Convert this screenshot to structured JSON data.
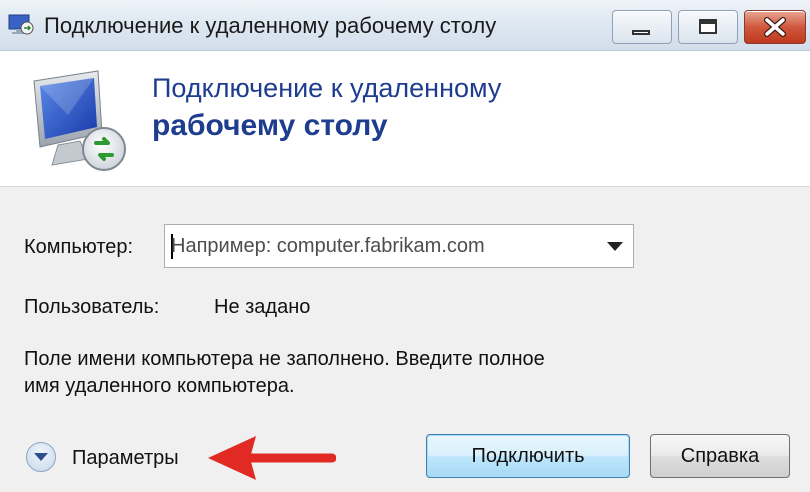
{
  "window": {
    "title": "Подключение к удаленному рабочему столу",
    "controls": {
      "minimize_icon": "minimize-icon",
      "maximize_icon": "maximize-icon",
      "close_icon": "close-icon"
    }
  },
  "header": {
    "line1": "Подключение к удаленному",
    "line2": "рабочему столу",
    "icon": "remote-desktop-monitor-icon",
    "title_color": "#1e3d8f"
  },
  "form": {
    "computer_label": "Компьютер:",
    "computer_placeholder": "Например: computer.fabrikam.com",
    "user_label": "Пользователь:",
    "user_value": "Не задано",
    "info_line1": "Поле имени компьютера не заполнено. Введите полное",
    "info_line2": "имя удаленного компьютера."
  },
  "footer": {
    "options_label": "Параметры",
    "connect_label": "Подключить",
    "help_label": "Справка",
    "annotation_arrow_color": "#e02a23"
  }
}
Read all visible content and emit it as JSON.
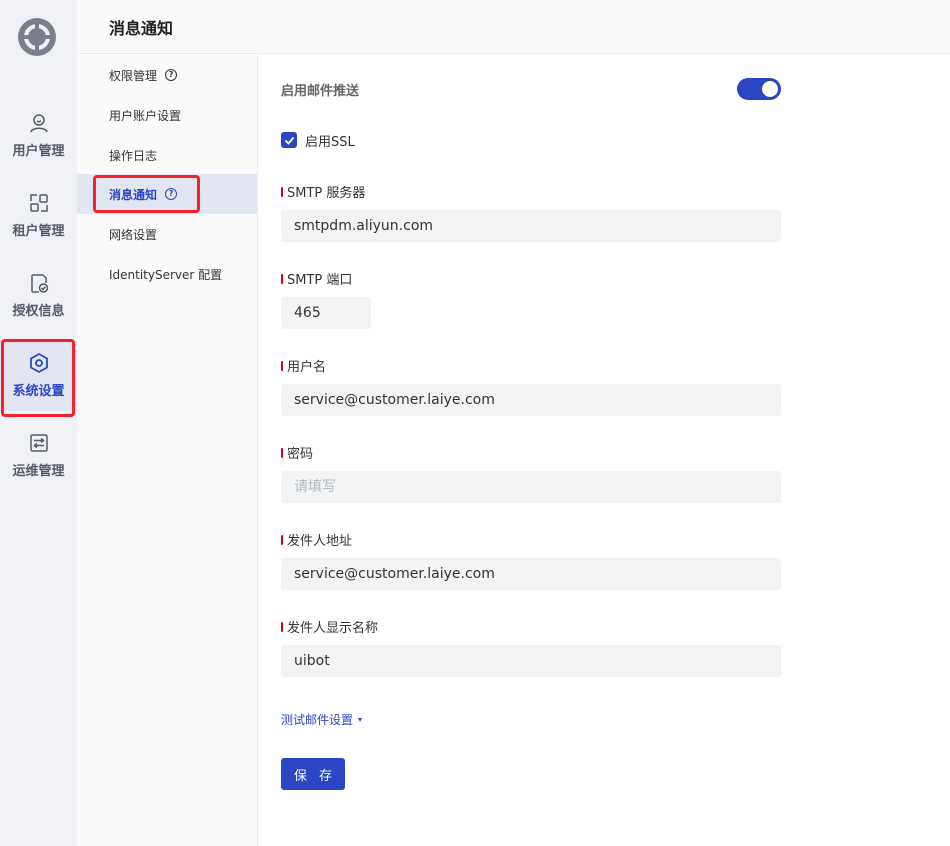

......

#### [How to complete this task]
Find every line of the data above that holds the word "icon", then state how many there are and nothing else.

#### [Task result]
4